Very encouraging news for the world’s depleted coral reefs thanks to scientists who successfully reproduced endangered corals in a laboratory setting for the first time.
The majestic beauty of the biodiversity in ocean’s coral reefs is under threat from the climate crisis. Viruses and bacteria that are hostile to corals have found the world’s warming waters as a nurturing breeding ground. Add to that a spike in marine heat waves and corals around the world are under attack from all sides. They are bleaching and dying at unprecedented rates and the animals that call coral reef home are losing their habitat.
Fortunately, the breakthrough at the Florida Aquarium in Tampa may have broad and beneficial implications for the Florida Reef Tract — the third largest reef in the world, which is right off the coast of the Florida Keys, as well as other endangered coral reefs in other parts of the world.
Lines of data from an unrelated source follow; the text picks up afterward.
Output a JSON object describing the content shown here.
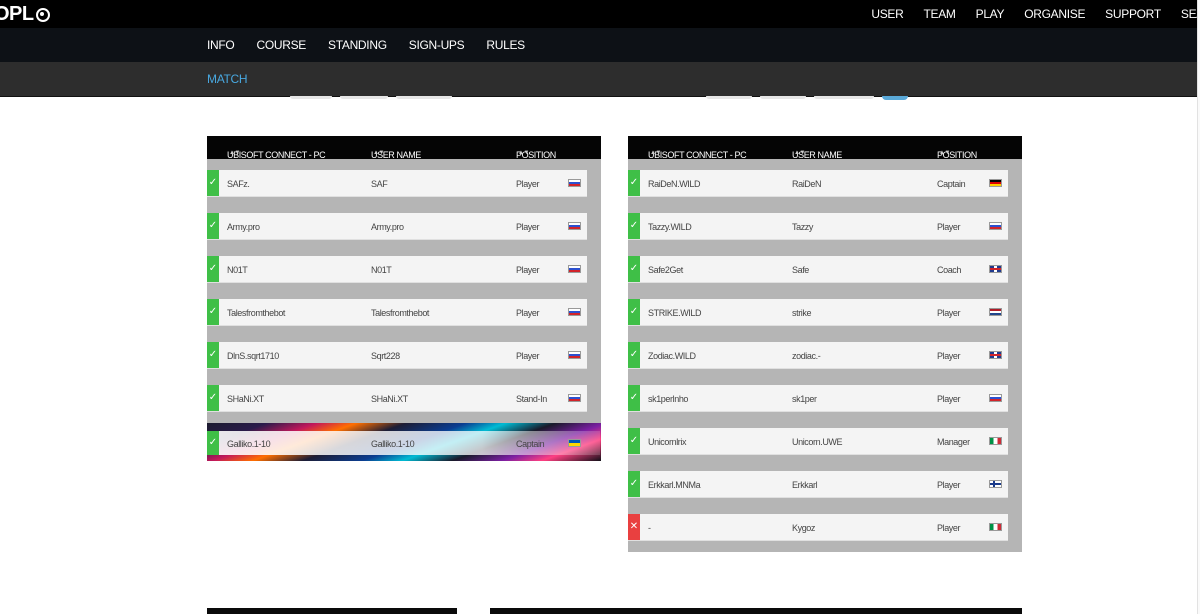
{
  "header": {
    "logo": "OPL",
    "nav": [
      "USER",
      "TEAM",
      "PLAY",
      "ORGANISE",
      "SUPPORT",
      "SEA"
    ]
  },
  "subnav": [
    "INFO",
    "COURSE",
    "STANDING",
    "SIGN-UPS",
    "RULES"
  ],
  "match_tab": "MATCH",
  "columns": {
    "account": "UBISOFT CONNECT - PC",
    "username": "USER NAME",
    "position": "POSITION",
    "sort_icon": "sort-icon"
  },
  "team_left": [
    {
      "account": "SAFz.",
      "username": "SAF",
      "position": "Player",
      "flag": "ru",
      "status": "ok"
    },
    {
      "account": "Army.pro",
      "username": "Army.pro",
      "position": "Player",
      "flag": "ru",
      "status": "ok"
    },
    {
      "account": "N01T",
      "username": "N01T",
      "position": "Player",
      "flag": "ru",
      "status": "ok"
    },
    {
      "account": "Talesfromthebot",
      "username": "Talesfromthebot",
      "position": "Player",
      "flag": "ru",
      "status": "ok"
    },
    {
      "account": "DlnS.sqrt1710",
      "username": "Sqrt228",
      "position": "Player",
      "flag": "ru",
      "status": "ok"
    },
    {
      "account": "SHaNi.XT",
      "username": "SHaNi.XT",
      "position": "Stand-In",
      "flag": "ru",
      "status": "ok"
    },
    {
      "account": "Galliko.1-10",
      "username": "Galliko.1-10",
      "position": "Captain",
      "flag": "ua",
      "status": "ok"
    }
  ],
  "team_right": [
    {
      "account": "RaiDeN.WILD",
      "username": "RaiDeN",
      "position": "Captain",
      "flag": "de",
      "status": "ok"
    },
    {
      "account": "Tazzy.WILD",
      "username": "Tazzy",
      "position": "Player",
      "flag": "ru",
      "status": "ok"
    },
    {
      "account": "Safe2Get",
      "username": "Safe",
      "position": "Coach",
      "flag": "gb",
      "status": "ok"
    },
    {
      "account": "STRIKE.WILD",
      "username": "strike",
      "position": "Player",
      "flag": "nl",
      "status": "ok"
    },
    {
      "account": "Zodiac.WILD",
      "username": "zodiac.-",
      "position": "Player",
      "flag": "gb",
      "status": "ok"
    },
    {
      "account": "sk1perlnho",
      "username": "sk1per",
      "position": "Player",
      "flag": "ru",
      "status": "ok"
    },
    {
      "account": "Unicornlrix",
      "username": "Unicorn.UWE",
      "position": "Manager",
      "flag": "it",
      "status": "ok"
    },
    {
      "account": "Erkkarl.MNMa",
      "username": "Erkkarl",
      "position": "Player",
      "flag": "fi",
      "status": "ok"
    },
    {
      "account": "-",
      "username": "Kygoz",
      "position": "Player",
      "flag": "it",
      "status": "bad"
    }
  ],
  "colors": {
    "ok": "#3fbf47",
    "bad": "#e94040",
    "accent": "#48a8e0"
  }
}
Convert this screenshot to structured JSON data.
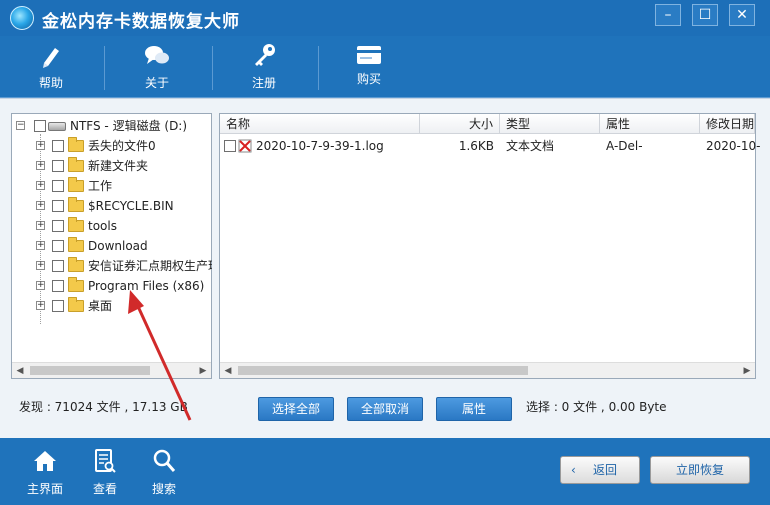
{
  "window": {
    "title": "金松内存卡数据恢复大师",
    "min": "–",
    "max": "☐",
    "close": "✕"
  },
  "toolbar": {
    "help": "帮助",
    "about": "关于",
    "register": "注册",
    "buy": "购买"
  },
  "tree": {
    "root": "NTFS - 逻辑磁盘 (D:)",
    "items": [
      "丢失的文件0",
      "新建文件夹",
      "工作",
      "$RECYCLE.BIN",
      "tools",
      "Download",
      "安信证券汇点期权生产环境",
      "Program Files (x86)",
      "桌面"
    ]
  },
  "filelist": {
    "columns": [
      "名称",
      "大小",
      "类型",
      "属性",
      "修改日期"
    ],
    "rows": [
      {
        "name": "2020-10-7-9-39-1.log",
        "size": "1.6KB",
        "type": "文本文档",
        "attr": "A-Del-",
        "date": "2020-10-"
      }
    ]
  },
  "status": {
    "found": "发现 : 71024 文件 , 17.13 GB",
    "select_all": "选择全部",
    "unselect_all": "全部取消",
    "properties": "属性",
    "selection": "选择 : 0 文件 , 0.00 Byte"
  },
  "bottom": {
    "home": "主界面",
    "view": "查看",
    "search": "搜索",
    "back": "返回",
    "recover": "立即恢复"
  },
  "colors": {
    "brand_blue": "#1f73bb",
    "button_blue": "#2a78c4",
    "annotation_red": "#d12a2a"
  }
}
Project Coral tackled the exceedingly complex task of creating an environment that will mimic the oceanic conditions and signal corals to reproduce. To get the Atlantic pillar coral (Dendrogyra cylindrus) to spawn, the scientists at the aquarium used advanced LED technology to mimic sunrises, sunsets, moon phases, temperature and water quality to create spawning conditions.